Growth characteristics of seedlings planted under an overstorey of Sitka spruce

Clocaenog Continuous Cover Forestry (CCF) Research Area

Area of mature Sitka spruce underplanted with Sitka spruce seedlings in Block 5.

The underplanting study is investigating differences in the growth and survival of five conifer species grown under a canopy of Sitka spruce. The species chosen were Douglas-fir, noble fir, Norway spruce, European silver fir and Sitka spruce. Three plots, each containing 50 trees and with a canopy cover estimated between 50 and 70 percent, were planted for each species in 2007. Differences in growth and survival were then recorded during 2011.

Graphs
The (a) diameter, (b) % survival, (c) height, (d) Leader:Lateral ratio and (e) percentage proportion of the health score for all five species. The health score figure (e) shows the proportion of trees that are healthy (1), unhealthy (2) and unlikely to survive (3). The height, diameter and leader:lateral figures all show ± one standard deviation.

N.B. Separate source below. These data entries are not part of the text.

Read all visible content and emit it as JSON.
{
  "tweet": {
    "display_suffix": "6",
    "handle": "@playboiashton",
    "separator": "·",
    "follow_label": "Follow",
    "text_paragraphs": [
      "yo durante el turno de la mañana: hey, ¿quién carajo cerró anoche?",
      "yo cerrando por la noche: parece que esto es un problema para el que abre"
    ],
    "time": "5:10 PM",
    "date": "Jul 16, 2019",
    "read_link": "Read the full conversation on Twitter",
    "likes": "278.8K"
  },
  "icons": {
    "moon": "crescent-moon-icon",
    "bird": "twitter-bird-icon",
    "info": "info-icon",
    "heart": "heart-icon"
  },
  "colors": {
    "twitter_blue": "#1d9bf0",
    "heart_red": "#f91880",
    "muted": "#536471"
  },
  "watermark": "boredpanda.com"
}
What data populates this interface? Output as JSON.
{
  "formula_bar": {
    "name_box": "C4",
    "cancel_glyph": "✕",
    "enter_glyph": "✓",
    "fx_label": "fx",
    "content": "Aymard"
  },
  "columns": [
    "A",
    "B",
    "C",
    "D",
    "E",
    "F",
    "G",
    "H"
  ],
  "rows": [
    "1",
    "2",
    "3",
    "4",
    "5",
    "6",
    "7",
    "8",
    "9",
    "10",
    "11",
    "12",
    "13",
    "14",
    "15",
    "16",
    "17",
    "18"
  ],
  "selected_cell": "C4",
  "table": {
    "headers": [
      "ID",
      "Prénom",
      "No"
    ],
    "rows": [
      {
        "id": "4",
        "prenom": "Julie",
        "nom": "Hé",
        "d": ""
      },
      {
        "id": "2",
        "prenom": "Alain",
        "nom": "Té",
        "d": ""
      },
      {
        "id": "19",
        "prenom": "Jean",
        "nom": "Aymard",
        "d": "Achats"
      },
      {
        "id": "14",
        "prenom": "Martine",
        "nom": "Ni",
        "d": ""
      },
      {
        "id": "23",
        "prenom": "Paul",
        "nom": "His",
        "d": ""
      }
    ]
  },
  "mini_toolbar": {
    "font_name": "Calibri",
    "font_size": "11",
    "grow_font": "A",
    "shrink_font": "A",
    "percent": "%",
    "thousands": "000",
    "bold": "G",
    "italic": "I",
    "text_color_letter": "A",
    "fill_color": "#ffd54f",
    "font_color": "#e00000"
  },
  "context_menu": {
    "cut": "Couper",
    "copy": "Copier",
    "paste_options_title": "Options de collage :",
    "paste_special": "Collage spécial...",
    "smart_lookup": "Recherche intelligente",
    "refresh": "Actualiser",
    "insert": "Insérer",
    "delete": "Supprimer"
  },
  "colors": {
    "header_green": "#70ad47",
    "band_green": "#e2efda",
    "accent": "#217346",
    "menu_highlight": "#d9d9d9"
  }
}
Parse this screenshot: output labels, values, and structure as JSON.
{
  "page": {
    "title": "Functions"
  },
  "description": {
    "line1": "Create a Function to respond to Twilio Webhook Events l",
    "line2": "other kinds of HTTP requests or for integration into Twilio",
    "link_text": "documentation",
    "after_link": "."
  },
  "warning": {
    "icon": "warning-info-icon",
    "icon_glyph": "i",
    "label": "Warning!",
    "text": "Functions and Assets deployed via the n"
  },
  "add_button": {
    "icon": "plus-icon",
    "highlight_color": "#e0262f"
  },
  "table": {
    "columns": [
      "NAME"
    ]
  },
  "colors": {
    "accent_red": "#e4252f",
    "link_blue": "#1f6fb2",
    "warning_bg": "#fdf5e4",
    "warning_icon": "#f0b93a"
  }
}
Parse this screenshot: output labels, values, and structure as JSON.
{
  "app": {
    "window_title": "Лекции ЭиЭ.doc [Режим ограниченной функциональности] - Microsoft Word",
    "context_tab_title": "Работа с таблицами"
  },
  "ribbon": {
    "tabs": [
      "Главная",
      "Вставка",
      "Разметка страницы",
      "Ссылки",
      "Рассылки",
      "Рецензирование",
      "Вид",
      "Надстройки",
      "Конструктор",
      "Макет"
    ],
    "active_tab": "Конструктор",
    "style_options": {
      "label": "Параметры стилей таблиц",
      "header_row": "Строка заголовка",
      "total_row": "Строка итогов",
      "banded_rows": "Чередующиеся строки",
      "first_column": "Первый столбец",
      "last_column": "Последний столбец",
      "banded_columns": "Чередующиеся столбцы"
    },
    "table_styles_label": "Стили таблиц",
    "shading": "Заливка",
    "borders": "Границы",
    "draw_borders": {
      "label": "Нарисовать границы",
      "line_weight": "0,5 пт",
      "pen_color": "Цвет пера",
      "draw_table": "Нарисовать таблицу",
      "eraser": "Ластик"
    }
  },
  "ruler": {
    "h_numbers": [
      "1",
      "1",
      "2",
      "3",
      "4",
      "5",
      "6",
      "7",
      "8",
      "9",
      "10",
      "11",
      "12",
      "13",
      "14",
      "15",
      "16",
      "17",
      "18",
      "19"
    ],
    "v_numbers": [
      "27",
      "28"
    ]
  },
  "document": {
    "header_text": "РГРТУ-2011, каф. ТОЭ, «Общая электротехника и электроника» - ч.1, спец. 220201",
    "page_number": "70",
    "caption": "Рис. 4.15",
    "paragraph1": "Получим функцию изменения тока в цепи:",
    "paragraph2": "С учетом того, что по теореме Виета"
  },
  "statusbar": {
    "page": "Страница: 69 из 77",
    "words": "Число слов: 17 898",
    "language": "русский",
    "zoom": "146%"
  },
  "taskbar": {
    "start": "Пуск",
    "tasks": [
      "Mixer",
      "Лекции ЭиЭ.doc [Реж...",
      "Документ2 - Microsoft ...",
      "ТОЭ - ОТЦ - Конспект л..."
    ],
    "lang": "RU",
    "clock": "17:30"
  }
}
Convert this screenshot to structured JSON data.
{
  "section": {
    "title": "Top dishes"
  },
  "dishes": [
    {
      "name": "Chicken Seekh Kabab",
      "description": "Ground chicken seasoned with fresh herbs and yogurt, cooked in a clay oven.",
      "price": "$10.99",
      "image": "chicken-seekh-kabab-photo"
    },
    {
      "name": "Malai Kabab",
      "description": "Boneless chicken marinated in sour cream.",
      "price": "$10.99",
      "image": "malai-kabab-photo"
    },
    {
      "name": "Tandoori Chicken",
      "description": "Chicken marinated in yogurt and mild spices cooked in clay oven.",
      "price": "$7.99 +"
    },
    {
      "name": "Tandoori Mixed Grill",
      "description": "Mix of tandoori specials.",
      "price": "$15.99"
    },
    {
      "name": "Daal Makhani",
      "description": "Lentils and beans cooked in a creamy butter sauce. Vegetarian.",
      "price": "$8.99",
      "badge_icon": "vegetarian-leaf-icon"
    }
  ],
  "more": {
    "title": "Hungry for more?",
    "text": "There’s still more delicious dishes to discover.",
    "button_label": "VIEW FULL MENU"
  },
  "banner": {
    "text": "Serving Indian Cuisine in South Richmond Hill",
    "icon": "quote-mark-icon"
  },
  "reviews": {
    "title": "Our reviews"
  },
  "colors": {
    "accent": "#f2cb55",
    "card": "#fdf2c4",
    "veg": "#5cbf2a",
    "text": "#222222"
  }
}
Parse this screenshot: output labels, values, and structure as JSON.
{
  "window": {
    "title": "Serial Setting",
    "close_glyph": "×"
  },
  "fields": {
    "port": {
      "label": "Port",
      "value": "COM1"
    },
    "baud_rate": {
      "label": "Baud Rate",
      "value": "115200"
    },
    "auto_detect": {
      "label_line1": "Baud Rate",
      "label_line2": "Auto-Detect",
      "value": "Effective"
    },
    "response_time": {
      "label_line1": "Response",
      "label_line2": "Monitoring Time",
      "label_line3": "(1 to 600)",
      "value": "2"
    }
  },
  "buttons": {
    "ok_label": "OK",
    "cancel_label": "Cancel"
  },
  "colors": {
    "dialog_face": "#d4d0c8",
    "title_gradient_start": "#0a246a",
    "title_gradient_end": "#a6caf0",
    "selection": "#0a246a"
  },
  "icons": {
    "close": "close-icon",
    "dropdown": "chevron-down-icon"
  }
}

The results show Sitka spruce seedlings performed best overall; showing greater height, diameter and leader:lateral ratios than other species. Sitka spruce also showed the second highest survival though had the second lowest number of seedlings ranked as healthy. Conversely, Noble fir had the lowest height, leader:lateral ratio and survival. Noble fir also showed the second lowest diameter but had the highest proportion of seedlings classed as healthy. However, it should be noted that one of the three Silver fir plots was waterlogged which resulted in poor growing conditions. When the results from the waterlogged plot were excluded from the analysis, Silver fir had the largest diameters and the highest survival.

The leader: lateral ratios from the experiments were all below one except for one plot of Sitka spruce, one plot of Douglas-fir and one plot of Silver fir. Prior research (Page et al. 2001; Grassi and Giannini, 2005) suggests a leader: lateral ratio of one or greater would be expected in seedlings that are not light stressed. This indicates that the canopy cover in the experimental areas may be slightly too high at present.